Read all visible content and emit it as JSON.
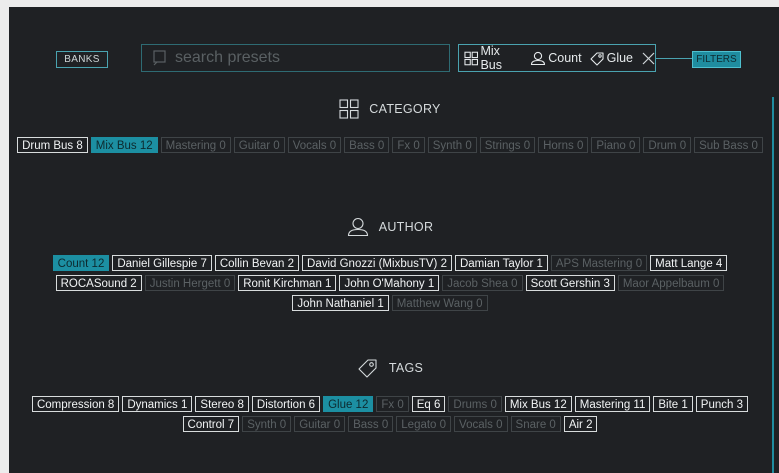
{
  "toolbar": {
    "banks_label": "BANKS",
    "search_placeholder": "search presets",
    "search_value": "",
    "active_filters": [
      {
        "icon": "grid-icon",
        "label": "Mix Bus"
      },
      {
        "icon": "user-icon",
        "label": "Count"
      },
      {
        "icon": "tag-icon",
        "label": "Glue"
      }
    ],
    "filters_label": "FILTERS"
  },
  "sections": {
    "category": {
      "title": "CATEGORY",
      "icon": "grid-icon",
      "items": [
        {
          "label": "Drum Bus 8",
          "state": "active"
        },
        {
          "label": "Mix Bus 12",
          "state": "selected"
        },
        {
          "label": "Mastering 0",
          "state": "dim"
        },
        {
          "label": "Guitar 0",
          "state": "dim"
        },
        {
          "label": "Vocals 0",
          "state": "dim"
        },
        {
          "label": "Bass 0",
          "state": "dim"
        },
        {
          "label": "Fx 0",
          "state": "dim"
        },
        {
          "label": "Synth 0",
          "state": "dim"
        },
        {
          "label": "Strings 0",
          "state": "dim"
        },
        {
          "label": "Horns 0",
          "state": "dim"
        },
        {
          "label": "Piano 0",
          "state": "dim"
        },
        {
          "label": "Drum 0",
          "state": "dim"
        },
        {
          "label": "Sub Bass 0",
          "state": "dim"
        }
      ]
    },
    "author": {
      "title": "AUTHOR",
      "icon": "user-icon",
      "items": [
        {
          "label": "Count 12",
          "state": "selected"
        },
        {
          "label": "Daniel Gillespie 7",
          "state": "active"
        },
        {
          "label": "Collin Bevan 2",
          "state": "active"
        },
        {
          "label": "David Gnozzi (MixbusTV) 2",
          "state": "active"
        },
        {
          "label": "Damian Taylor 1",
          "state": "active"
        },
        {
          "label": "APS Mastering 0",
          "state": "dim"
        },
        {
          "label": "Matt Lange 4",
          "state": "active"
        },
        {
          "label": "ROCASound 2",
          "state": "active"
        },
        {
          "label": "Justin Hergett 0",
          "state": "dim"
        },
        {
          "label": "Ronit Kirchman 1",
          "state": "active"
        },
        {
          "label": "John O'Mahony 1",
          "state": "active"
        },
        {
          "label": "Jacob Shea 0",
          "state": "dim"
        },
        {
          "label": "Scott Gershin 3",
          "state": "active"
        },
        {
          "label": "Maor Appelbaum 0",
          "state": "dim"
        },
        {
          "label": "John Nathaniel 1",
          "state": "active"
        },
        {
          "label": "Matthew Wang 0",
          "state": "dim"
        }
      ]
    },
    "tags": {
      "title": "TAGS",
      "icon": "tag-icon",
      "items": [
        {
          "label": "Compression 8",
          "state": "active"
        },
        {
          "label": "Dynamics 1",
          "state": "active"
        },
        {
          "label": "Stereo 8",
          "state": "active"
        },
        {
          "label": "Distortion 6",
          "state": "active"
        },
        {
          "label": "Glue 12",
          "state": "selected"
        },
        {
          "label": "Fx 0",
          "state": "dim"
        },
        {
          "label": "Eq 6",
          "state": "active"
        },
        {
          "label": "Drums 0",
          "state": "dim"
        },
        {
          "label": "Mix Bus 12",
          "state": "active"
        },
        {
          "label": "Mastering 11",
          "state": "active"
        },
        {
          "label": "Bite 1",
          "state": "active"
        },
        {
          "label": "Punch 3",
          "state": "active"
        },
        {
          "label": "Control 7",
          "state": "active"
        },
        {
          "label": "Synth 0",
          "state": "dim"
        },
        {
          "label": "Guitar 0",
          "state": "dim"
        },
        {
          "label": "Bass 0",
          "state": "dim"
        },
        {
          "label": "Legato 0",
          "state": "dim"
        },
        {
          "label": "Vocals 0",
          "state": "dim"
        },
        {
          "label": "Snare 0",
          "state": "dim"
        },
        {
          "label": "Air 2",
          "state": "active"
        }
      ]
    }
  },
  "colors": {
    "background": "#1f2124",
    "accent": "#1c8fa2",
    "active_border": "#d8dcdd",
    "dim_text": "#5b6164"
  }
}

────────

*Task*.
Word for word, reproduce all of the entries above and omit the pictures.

*Answer for the task*.
Read all visible content and emit it as JSON.
{
  "toolbar": {
    "banks_label": "BANKS",
    "search_placeholder": "search presets",
    "search_value": "",
    "active_filters": [
      {
        "icon": "grid-icon",
        "label": "Mix Bus"
      },
      {
        "icon": "user-icon",
        "label": "Count"
      },
      {
        "icon": "tag-icon",
        "label": "Glue"
      }
    ],
    "filters_label": "FILTERS"
  },
  "sections": {
    "category": {
      "title": "CATEGORY",
      "icon": "grid-icon",
      "items": [
        {
          "label": "Drum Bus 8",
          "state": "active"
        },
        {
          "label": "Mix Bus 12",
          "state": "selected"
        },
        {
          "label": "Mastering 0",
          "state": "dim"
        },
        {
          "label": "Guitar 0",
          "state": "dim"
        },
        {
          "label": "Vocals 0",
          "state": "dim"
        },
        {
          "label": "Bass 0",
          "state": "dim"
        },
        {
          "label": "Fx 0",
          "state": "dim"
        },
        {
          "label": "Synth 0",
          "state": "dim"
        },
        {
          "label": "Strings 0",
          "state": "dim"
        },
        {
          "label": "Horns 0",
          "state": "dim"
        },
        {
          "label": "Piano 0",
          "state": "dim"
        },
        {
          "label": "Drum 0",
          "state": "dim"
        },
        {
          "label": "Sub Bass 0",
          "state": "dim"
        }
      ]
    },
    "author": {
      "title": "AUTHOR",
      "icon": "user-icon",
      "items": [
        {
          "label": "Count 12",
          "state": "selected"
        },
        {
          "label": "Daniel Gillespie 7",
          "state": "active"
        },
        {
          "label": "Collin Bevan 2",
          "state": "active"
        },
        {
          "label": "David Gnozzi (MixbusTV) 2",
          "state": "active"
        },
        {
          "label": "Damian Taylor 1",
          "state": "active"
        },
        {
          "label": "APS Mastering 0",
          "state": "dim"
        },
        {
          "label": "Matt Lange 4",
          "state": "active"
        },
        {
          "label": "ROCASound 2",
          "state": "active"
        },
        {
          "label": "Justin Hergett 0",
          "state": "dim"
        },
        {
          "label": "Ronit Kirchman 1",
          "state": "active"
        },
        {
          "label": "John O'Mahony 1",
          "state": "active"
        },
        {
          "label": "Jacob Shea 0",
          "state": "dim"
        },
        {
          "label": "Scott Gershin 3",
          "state": "active"
        },
        {
          "label": "Maor Appelbaum 0",
          "state": "dim"
        },
        {
          "label": "John Nathaniel 1",
          "state": "active"
        },
        {
          "label": "Matthew Wang 0",
          "state": "dim"
        }
      ]
    },
    "tags": {
      "title": "TAGS",
      "icon": "tag-icon",
      "items": [
        {
          "label": "Compression 8",
          "state": "active"
        },
        {
          "label": "Dynamics 1",
          "state": "active"
        },
        {
          "label": "Stereo 8",
          "state": "active"
        },
        {
          "label": "Distortion 6",
          "state": "active"
        },
        {
          "label": "Glue 12",
          "state": "selected"
        },
        {
          "label": "Fx 0",
          "state": "dim"
        },
        {
          "label": "Eq 6",
          "state": "active"
        },
        {
          "label": "Drums 0",
          "state": "dim"
        },
        {
          "label": "Mix Bus 12",
          "state": "active"
        },
        {
          "label": "Mastering 11",
          "state": "active"
        },
        {
          "label": "Bite 1",
          "state": "active"
        },
        {
          "label": "Punch 3",
          "state": "active"
        },
        {
          "label": "Control 7",
          "state": "active"
        },
        {
          "label": "Synth 0",
          "state": "dim"
        },
        {
          "label": "Guitar 0",
          "state": "dim"
        },
        {
          "label": "Bass 0",
          "state": "dim"
        },
        {
          "label": "Legato 0",
          "state": "dim"
        },
        {
          "label": "Vocals 0",
          "state": "dim"
        },
        {
          "label": "Snare 0",
          "state": "dim"
        },
        {
          "label": "Air 2",
          "state": "active"
        }
      ]
    }
  },
  "colors": {
    "background": "#1f2124",
    "accent": "#1c8fa2",
    "active_border": "#d8dcdd",
    "dim_text": "#5b6164"
  }
}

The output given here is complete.